“The noise was horrendous,” Parsons said of overnight construction that began Tuesday night as the Town of Qualicum Beach entered the final phase of its water system upgrade project. “That first night they were literally sawing the street open. That’s like nails on a blackboard, times a hundred.”
“I was up all night, as was the other lady who lives in my building.”
Bob Weir, director of engineering and utilities for the town, said he did receive a call from a resident and said he took full responsibility for directing the construction work to take place between 6 p.m. and 6 a.m. for approximately two weeks.
“It’s something we have done in the past,” Weir said of the overnight work “All of our downtown beautification work was done at nighttime by choice, to create less disruption to businesses and a much lower volume of traffic to be diverted and detoured.”
As it turned out, that traffic diversion was required for most of the day Thursday after an older valve failed and flooded the project as crews working overnight attempted to raise the new water main line. The incident left a stretch of the downtown core without water and closed Memorial Avenue between Fir Street and Second Avenue as workers repaired the breach.
Construction crews work to repair and relocate the water main at the corner of Memorial Avenue and Fir Street in downtown Qualicum Beach Thursday morning. — Image credit: J.R. Rardon/PQB NEWS
Copcan Civil Ltd., the contractor performing the work, took advantage of the forced street closure to perform the asphalt sawing that had been keeping Parsons awake the previous two nights.
“It is relentless,” construction technologist Tim Chapman admitted of the slow-moving saw’s volume. “Hopefully we can finish this and it will be much quieter for the residents at night.”
Parsons, looking out her dining room window as the saw sliced through the road directly below, said she appreciated the gesture. But she remained upset about the town’s failure to notify residents in advance of the night work.
“Apparently the merchants were aware of everything that was going to happen,” she said. “But as a tenant downtown I had no idea this was going to go on all night, every night, for two weeks. The first notice I saw was on the town website, on the day the work started.”
Weir admitted the decision to perform construction at night was driven by wishes of merchants who make up the bulk of the downtown tenants. But he admitted communication to residents broke down in the days leading up to the start of the work.

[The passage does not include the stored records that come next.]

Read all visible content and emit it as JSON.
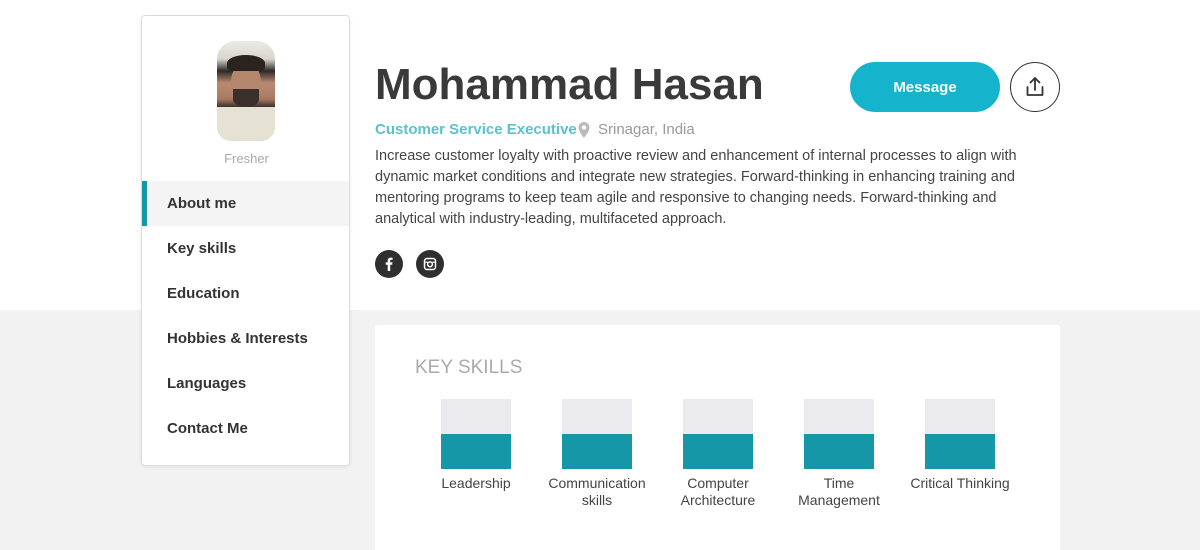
{
  "sidebar": {
    "status": "Fresher",
    "items": [
      {
        "label": "About me",
        "active": true
      },
      {
        "label": "Key skills"
      },
      {
        "label": "Education"
      },
      {
        "label": "Hobbies & Interests"
      },
      {
        "label": "Languages"
      },
      {
        "label": "Contact Me"
      }
    ]
  },
  "profile": {
    "name": "Mohammad Hasan",
    "role": "Customer Service Executive",
    "location": "Srinagar, India",
    "bio": "Increase customer loyalty with proactive review and enhancement of internal processes to align with dynamic market conditions and integrate new strategies. Forward-thinking in enhancing training and mentoring programs to keep team agile and responsive to changing needs. Forward-thinking and analytical with industry-leading, multifaceted approach."
  },
  "actions": {
    "message_label": "Message",
    "share_icon": "share-upload-icon"
  },
  "socials": [
    "facebook-icon",
    "instagram-icon"
  ],
  "skills": {
    "title": "KEY SKILLS",
    "items": [
      {
        "label": "Leadership",
        "level": 0.5
      },
      {
        "label": "Communication skills",
        "level": 0.5
      },
      {
        "label": "Computer Architecture",
        "level": 0.5
      },
      {
        "label": "Time Management",
        "level": 0.5
      },
      {
        "label": "Critical Thinking",
        "level": 0.5
      }
    ]
  },
  "colors": {
    "accent": "#1597a8",
    "button": "#16b4cc",
    "role_text": "#5bc0cf"
  }
}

“We recognize we do have some residents living in the downtown core, and unfortunately it turns out this did happen with quite a short notification,” said Weir. “We created a printed notification for the contractor to distribute, and the contractor may not have been completely consistent in where and when they shared the information.”
For updated construction information, visit the town’s website at qualicumbeach.com.